In September 2018 open-access journal Scientific Reports caused quite a stir by publishing an article which claimed that a highly diluted homeopathic remedy could treat pain in rats. Soon critics found a couple of mistakes (duplicated images, an unlikely resemblance between datapoints in different graphs) and methodological issues. This raised questions on how this article could have passed peer review. The journal announced that the case would be reviewed. In June 2019 the article was retracted, see Retraction Watch for a report on this and links to the critical reviews of the study.
While I was writing myself a short article on this matter for the coming edition of Skepter, the magazine of the Dutch skeptics foundation, I stumbled upon an issue unraised in any commentary I had read on this study. The authors stated that they used the well known homeopathic remedy Rhus tox, which has been in the homeopathic repertoire since the beginning, but the title of their article is: Ultra-diluted Toxicodendron pubescens attenuates pro-inflammatory cytokines and ROS- mediated neuropathic pain in rats. In some articles, this Toxicodendron pubescens is correctly identified as the Atlantic poison oak, but I knew that according to homeopaths Rhus tox is derived from poison ivy, a more common plant with the scientific name Toxicodendron radicans. (*) So what was happening here?

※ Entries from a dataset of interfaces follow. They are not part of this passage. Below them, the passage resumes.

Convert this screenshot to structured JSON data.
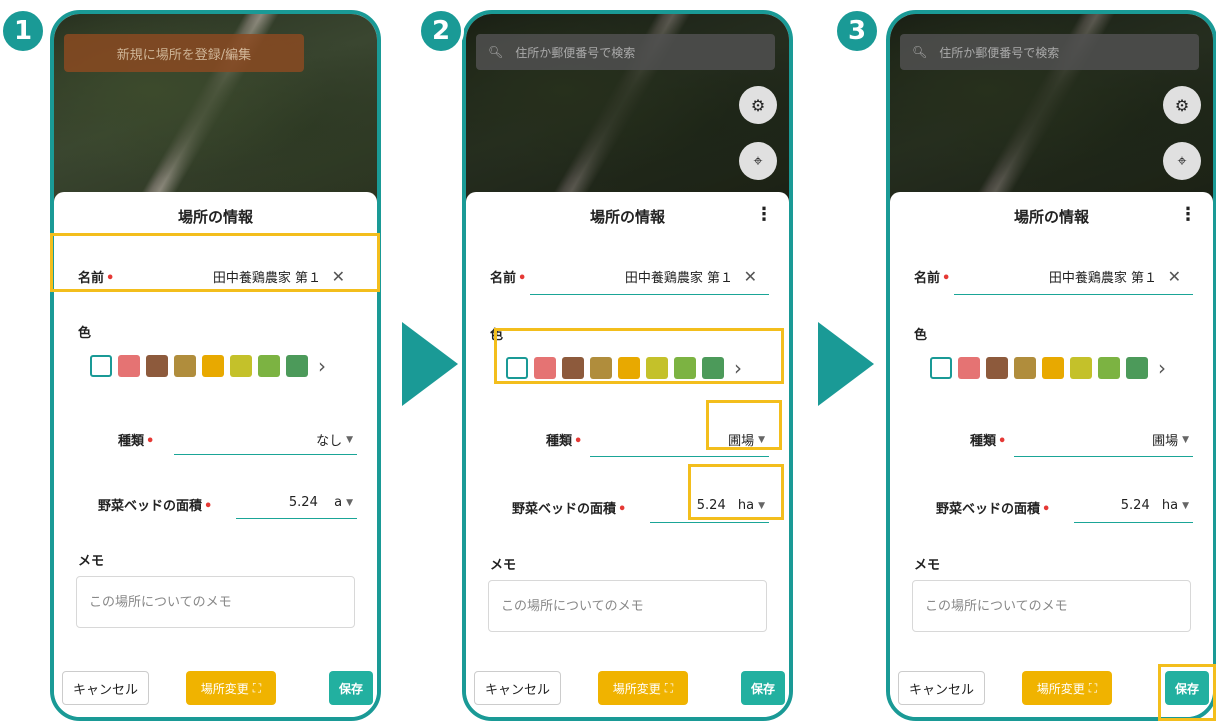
{
  "steps": [
    "1",
    "2",
    "3"
  ],
  "panel1": {
    "banner": "新規に場所を登録/編集",
    "title": "場所の情報",
    "name_label": "名前",
    "name_value": "田中養鶏農家 第１",
    "color_label": "色",
    "type_label": "種類",
    "type_value": "なし",
    "area_label": "野菜ベッドの面積",
    "area_value": "5.24",
    "area_unit": "a",
    "memo_label": "メモ",
    "memo_placeholder": "この場所についてのメモ",
    "cancel": "キャンセル",
    "change_place": "場所変更",
    "save": "保存"
  },
  "panel2": {
    "search_placeholder": "住所か郵便番号で検索",
    "title": "場所の情報",
    "name_label": "名前",
    "name_value": "田中養鶏農家 第１",
    "color_label": "色",
    "type_label": "種類",
    "type_value": "圃場",
    "area_label": "野菜ベッドの面積",
    "area_value": "5.24",
    "area_unit": "ha",
    "memo_label": "メモ",
    "memo_placeholder": "この場所についてのメモ",
    "cancel": "キャンセル",
    "change_place": "場所変更",
    "save": "保存"
  },
  "panel3": {
    "search_placeholder": "住所か郵便番号で検索",
    "title": "場所の情報",
    "name_label": "名前",
    "name_value": "田中養鶏農家 第１",
    "color_label": "色",
    "type_label": "種類",
    "type_value": "圃場",
    "area_label": "野菜ベッドの面積",
    "area_value": "5.24",
    "area_unit": "ha",
    "memo_label": "メモ",
    "memo_placeholder": "この場所についてのメモ",
    "cancel": "キャンセル",
    "change_place": "場所変更",
    "save": "保存"
  },
  "colors": {
    "accent": "#1a9a96",
    "highlight": "#f3be1c",
    "swatches": [
      "#e57373",
      "#8d5a3c",
      "#b08d3c",
      "#e8a900",
      "#c4c12a",
      "#7cb342",
      "#4c9a5a"
    ]
  },
  "icons": [
    "search-icon",
    "gear-icon",
    "locate-icon",
    "more-vert-icon",
    "close-icon",
    "chevron-right-icon",
    "caret-down-icon",
    "place-change-icon"
  ]
}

After looking into this a bit deeper, I think I found out what went wrong. The Indian authors of the article in Scientific Reports published more studies on Rhus tox, most of them in the infamous journal Homeopathy. Some also have Toxicodendron pubescens in the title. In all these articles the authors give the same article as a reference for some background on the use of Rhus tox in homeopathy: Dos Santos, A., Perazzo, F., Cardoso, L. & Carvalho, J. In vivo study of the anti-inflammatory effect of Rhus toxicodendron. Homeopathy 96, 95–101 (2007). [link] Look at the first few lines of the Introduction of that article:

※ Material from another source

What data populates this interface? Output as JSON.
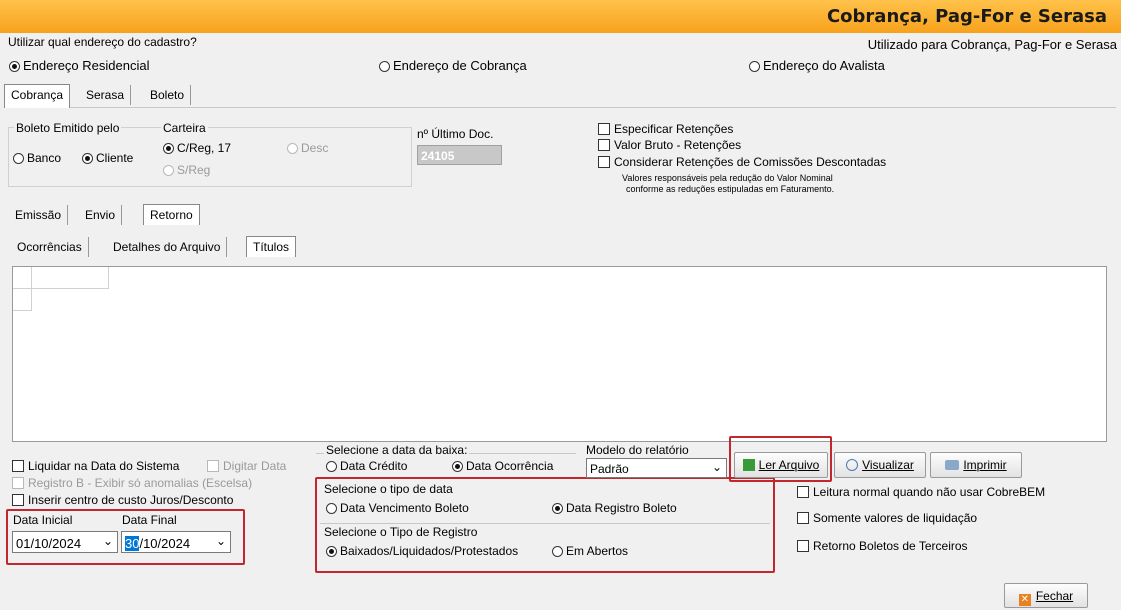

I think you’ll notice that they somehow tried to distinguish the two plants, but messed up completely. As the only scientific name mentioned (for both plants) is Toxicodendron pubescens, this will have stuck with the Indian researchers.
For the homeopathic researchers the proper scientific name probably doesn’t matter at all. When they need some Rhus tox, they order it by that name from a homeopathic pharmacist. And in the end, it doesn’t matter what they then receive, as they usually dilute the stuff to such bizarre levels that it won’t make a difference for their experiments anyway…

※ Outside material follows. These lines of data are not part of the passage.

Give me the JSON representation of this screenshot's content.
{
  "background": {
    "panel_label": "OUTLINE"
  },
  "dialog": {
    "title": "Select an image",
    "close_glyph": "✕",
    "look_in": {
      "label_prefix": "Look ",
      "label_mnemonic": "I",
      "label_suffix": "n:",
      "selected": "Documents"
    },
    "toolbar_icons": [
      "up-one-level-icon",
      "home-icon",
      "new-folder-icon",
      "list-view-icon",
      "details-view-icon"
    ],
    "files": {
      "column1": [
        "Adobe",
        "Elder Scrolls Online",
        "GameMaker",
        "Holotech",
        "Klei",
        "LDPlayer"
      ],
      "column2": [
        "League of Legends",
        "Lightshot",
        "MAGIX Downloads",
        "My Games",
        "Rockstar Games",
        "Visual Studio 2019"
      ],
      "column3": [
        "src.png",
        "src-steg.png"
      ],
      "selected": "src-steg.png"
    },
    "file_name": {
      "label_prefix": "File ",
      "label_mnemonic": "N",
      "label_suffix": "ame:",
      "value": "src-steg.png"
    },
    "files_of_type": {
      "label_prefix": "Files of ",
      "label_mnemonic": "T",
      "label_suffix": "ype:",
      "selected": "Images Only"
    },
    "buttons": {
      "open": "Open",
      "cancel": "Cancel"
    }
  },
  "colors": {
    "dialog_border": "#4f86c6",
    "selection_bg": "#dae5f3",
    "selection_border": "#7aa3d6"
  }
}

* That Rhus tox as used by homeopaths is indeed made from poison ivy, see for instance this article, which describes the different Toxicodendron species and the remedies made from those.